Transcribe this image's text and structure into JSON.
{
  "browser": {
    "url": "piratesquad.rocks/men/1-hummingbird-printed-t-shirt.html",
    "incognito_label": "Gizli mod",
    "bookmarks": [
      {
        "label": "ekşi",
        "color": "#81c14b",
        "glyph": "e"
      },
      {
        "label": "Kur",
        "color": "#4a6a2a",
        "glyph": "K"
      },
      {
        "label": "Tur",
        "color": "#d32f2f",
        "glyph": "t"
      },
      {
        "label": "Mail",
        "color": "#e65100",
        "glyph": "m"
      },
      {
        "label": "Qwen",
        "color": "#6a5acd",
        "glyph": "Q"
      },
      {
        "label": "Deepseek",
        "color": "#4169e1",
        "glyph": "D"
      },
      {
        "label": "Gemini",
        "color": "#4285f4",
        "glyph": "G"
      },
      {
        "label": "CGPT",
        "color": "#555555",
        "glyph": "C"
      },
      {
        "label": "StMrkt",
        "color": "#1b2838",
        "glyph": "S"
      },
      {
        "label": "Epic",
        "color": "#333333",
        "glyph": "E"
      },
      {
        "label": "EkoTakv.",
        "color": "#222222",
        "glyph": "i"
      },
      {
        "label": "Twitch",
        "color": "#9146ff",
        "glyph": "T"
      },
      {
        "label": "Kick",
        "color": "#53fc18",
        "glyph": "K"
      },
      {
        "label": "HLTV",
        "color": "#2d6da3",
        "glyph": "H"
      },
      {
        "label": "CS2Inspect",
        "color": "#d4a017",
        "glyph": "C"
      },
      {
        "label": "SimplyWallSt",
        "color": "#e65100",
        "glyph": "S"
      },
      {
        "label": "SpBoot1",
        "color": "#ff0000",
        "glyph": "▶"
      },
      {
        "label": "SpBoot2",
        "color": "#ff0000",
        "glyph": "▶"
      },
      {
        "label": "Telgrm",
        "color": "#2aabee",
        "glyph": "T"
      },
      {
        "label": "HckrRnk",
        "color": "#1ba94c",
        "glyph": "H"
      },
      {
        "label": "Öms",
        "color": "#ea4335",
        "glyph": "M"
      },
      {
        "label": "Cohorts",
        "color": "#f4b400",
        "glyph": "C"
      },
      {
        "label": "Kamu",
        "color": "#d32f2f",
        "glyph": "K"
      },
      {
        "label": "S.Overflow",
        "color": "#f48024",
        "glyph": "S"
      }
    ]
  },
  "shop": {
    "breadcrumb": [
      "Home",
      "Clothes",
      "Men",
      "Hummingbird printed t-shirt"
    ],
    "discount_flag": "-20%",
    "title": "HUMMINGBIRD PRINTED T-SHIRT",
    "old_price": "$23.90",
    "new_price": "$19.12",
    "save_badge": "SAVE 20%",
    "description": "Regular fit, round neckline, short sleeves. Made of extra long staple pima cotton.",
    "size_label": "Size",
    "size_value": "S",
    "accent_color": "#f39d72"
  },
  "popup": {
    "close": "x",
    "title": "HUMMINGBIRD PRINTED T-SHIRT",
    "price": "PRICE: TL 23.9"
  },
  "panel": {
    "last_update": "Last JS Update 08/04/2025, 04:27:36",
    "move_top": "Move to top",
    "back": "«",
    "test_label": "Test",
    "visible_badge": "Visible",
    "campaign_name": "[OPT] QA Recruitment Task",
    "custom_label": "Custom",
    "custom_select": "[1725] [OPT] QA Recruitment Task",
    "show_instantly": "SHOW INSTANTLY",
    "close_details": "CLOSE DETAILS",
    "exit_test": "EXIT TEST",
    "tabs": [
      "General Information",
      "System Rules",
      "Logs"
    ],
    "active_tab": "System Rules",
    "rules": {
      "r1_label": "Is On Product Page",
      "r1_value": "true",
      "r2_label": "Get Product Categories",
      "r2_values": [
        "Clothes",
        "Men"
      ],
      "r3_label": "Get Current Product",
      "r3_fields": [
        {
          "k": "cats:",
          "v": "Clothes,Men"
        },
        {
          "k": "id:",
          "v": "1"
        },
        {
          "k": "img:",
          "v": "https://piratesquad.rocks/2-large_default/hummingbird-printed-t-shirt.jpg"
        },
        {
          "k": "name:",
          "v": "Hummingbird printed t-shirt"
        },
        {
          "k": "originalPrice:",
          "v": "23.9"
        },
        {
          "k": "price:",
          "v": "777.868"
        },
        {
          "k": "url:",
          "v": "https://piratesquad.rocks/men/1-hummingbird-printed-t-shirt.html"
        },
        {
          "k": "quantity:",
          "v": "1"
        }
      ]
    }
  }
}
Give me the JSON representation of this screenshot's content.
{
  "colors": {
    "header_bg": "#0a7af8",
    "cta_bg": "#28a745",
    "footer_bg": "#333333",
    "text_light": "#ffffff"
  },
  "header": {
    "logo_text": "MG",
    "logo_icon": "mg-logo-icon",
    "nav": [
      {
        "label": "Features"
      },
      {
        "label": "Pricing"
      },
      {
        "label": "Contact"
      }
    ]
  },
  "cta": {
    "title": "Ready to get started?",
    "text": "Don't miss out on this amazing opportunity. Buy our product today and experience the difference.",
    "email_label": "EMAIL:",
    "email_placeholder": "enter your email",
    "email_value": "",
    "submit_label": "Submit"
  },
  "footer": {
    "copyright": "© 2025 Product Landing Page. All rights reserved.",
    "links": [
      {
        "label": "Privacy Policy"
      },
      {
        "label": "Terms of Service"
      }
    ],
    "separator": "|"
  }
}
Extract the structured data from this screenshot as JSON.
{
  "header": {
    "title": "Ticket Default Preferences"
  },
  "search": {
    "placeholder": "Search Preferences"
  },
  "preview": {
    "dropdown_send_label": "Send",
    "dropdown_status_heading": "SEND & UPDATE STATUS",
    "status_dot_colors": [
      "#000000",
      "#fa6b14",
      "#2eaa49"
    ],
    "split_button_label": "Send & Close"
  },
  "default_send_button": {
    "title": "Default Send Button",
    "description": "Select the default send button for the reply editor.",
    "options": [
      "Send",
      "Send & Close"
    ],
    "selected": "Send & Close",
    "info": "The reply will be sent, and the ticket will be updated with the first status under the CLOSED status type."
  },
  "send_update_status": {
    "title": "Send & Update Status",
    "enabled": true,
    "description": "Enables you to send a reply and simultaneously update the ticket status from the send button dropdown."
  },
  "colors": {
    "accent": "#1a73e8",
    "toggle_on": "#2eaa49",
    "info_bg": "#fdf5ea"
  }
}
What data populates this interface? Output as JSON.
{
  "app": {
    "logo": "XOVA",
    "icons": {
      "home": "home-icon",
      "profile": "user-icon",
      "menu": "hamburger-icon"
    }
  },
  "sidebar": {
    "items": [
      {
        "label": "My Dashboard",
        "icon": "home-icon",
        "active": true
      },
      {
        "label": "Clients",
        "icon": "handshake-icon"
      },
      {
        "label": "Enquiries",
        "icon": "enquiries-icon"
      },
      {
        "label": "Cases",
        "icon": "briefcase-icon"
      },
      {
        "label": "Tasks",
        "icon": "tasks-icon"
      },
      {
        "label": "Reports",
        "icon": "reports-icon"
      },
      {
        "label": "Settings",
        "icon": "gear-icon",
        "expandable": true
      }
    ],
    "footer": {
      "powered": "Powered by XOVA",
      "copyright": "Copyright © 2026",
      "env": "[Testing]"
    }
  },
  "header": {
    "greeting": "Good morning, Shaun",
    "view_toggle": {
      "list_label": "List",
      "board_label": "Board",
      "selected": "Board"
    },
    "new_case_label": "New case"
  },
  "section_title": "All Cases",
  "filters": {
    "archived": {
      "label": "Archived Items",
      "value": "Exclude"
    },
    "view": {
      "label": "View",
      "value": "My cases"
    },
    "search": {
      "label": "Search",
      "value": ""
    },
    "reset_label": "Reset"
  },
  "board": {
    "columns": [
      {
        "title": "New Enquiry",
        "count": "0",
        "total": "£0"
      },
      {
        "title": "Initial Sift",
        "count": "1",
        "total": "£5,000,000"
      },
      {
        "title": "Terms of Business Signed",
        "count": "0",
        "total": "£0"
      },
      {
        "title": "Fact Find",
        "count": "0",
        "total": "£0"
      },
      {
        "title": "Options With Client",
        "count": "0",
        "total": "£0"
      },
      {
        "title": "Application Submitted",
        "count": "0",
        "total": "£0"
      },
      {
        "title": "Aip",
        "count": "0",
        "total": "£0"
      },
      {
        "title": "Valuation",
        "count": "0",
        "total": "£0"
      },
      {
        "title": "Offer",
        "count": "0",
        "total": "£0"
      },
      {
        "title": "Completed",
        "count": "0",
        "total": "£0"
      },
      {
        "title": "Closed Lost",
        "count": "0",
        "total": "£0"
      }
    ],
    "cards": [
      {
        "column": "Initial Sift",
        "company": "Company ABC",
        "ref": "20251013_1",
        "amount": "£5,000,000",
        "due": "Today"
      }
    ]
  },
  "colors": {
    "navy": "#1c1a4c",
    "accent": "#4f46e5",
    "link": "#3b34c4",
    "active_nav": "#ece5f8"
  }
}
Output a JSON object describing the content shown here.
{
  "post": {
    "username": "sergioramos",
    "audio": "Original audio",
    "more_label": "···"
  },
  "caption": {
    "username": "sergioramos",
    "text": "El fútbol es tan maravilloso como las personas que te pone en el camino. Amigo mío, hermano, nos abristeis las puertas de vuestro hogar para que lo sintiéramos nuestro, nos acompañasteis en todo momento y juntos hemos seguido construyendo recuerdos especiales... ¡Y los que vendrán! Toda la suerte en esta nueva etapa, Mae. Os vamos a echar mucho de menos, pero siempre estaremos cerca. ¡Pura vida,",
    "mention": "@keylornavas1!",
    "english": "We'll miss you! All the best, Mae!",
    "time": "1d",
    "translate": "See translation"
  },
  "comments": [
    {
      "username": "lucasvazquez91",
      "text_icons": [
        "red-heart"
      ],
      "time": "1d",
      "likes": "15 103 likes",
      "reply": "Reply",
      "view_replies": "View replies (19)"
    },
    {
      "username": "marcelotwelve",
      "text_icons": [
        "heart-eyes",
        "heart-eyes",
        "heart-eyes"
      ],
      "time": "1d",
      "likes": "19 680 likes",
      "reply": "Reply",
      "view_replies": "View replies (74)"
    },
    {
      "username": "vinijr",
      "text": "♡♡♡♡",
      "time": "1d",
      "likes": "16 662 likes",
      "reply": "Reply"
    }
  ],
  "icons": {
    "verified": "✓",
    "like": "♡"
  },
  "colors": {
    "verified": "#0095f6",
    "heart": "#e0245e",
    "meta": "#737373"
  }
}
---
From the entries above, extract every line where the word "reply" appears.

    "description": "Select the default send button for the reply editor.",
    "info": "The reply will be sent, and the ticket will be updated with the first status under the CLOSED status type."
    "description": "Enables you to send a reply and simultaneously update the ticket status from the send button dropdown."
      "reply": "Reply",
      "reply": "Reply",
      "reply": "Reply"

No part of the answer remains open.